A line belongs in the answer only if it contains the word "icon"; copy every such line from the listing below.

Data shown:
□ □ □ □

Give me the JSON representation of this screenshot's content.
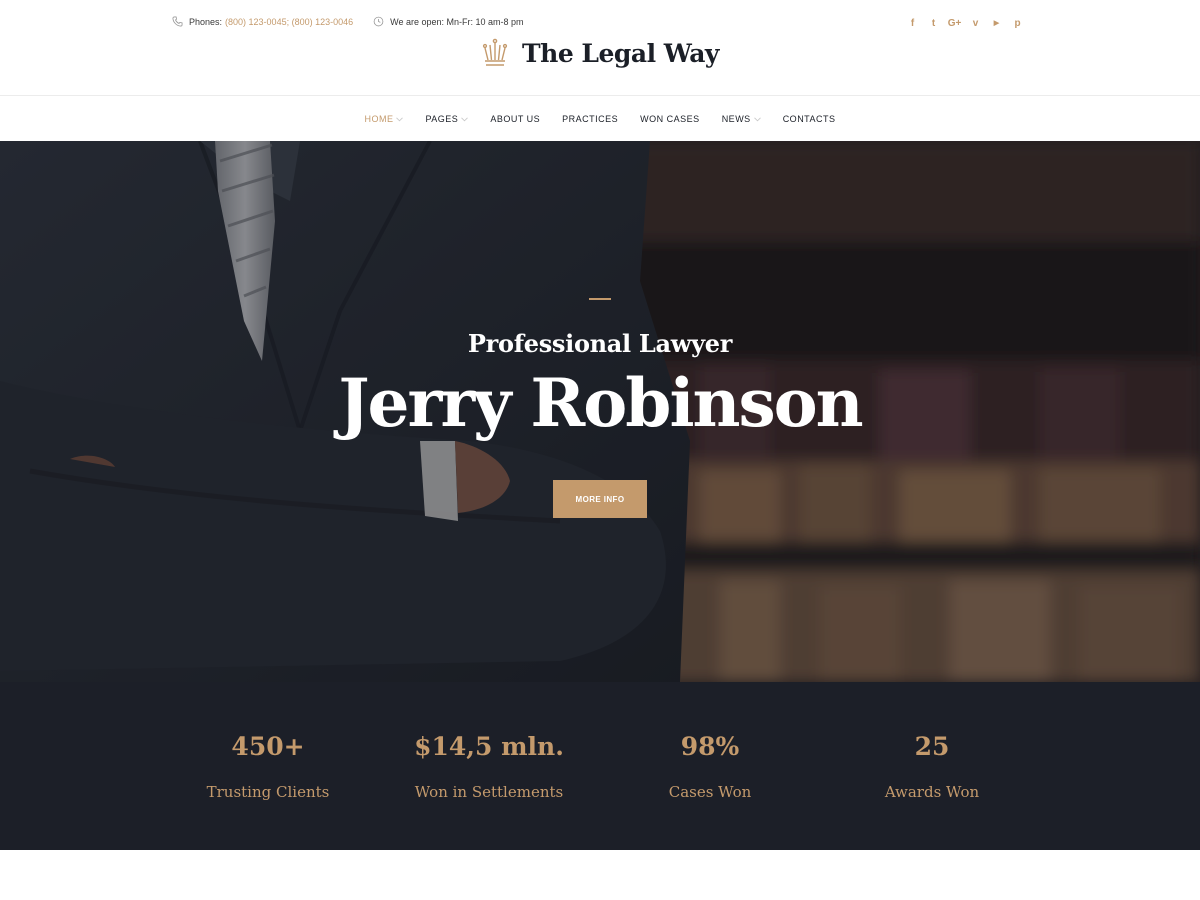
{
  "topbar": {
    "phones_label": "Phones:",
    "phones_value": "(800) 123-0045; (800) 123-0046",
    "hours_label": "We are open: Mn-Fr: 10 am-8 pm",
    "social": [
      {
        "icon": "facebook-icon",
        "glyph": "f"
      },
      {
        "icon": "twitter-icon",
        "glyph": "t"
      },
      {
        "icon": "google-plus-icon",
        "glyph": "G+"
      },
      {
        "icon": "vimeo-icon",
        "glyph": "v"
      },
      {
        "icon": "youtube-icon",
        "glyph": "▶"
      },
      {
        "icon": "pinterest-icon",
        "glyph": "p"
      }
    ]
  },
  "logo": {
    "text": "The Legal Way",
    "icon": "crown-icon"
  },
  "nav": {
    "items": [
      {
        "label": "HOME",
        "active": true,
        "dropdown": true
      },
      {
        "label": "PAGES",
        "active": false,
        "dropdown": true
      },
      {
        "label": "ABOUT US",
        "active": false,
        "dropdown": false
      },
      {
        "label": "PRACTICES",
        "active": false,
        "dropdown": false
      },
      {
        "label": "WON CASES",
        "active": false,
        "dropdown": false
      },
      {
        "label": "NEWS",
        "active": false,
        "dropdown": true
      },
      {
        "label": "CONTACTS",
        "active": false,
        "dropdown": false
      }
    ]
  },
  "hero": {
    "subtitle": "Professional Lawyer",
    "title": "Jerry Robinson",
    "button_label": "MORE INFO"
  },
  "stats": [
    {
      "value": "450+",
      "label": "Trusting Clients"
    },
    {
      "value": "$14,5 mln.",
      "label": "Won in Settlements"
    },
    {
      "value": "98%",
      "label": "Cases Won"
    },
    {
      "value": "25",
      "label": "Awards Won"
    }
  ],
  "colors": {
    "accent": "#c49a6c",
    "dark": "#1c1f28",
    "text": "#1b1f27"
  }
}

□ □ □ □

Answer area:
        "icon": "facebook-icon",
        "icon": "twitter-icon",
        "icon": "google-plus-icon",
        "icon": "vimeo-icon",
        "icon": "youtube-icon",
        "icon": "pinterest-icon",
    "icon": "crown-icon"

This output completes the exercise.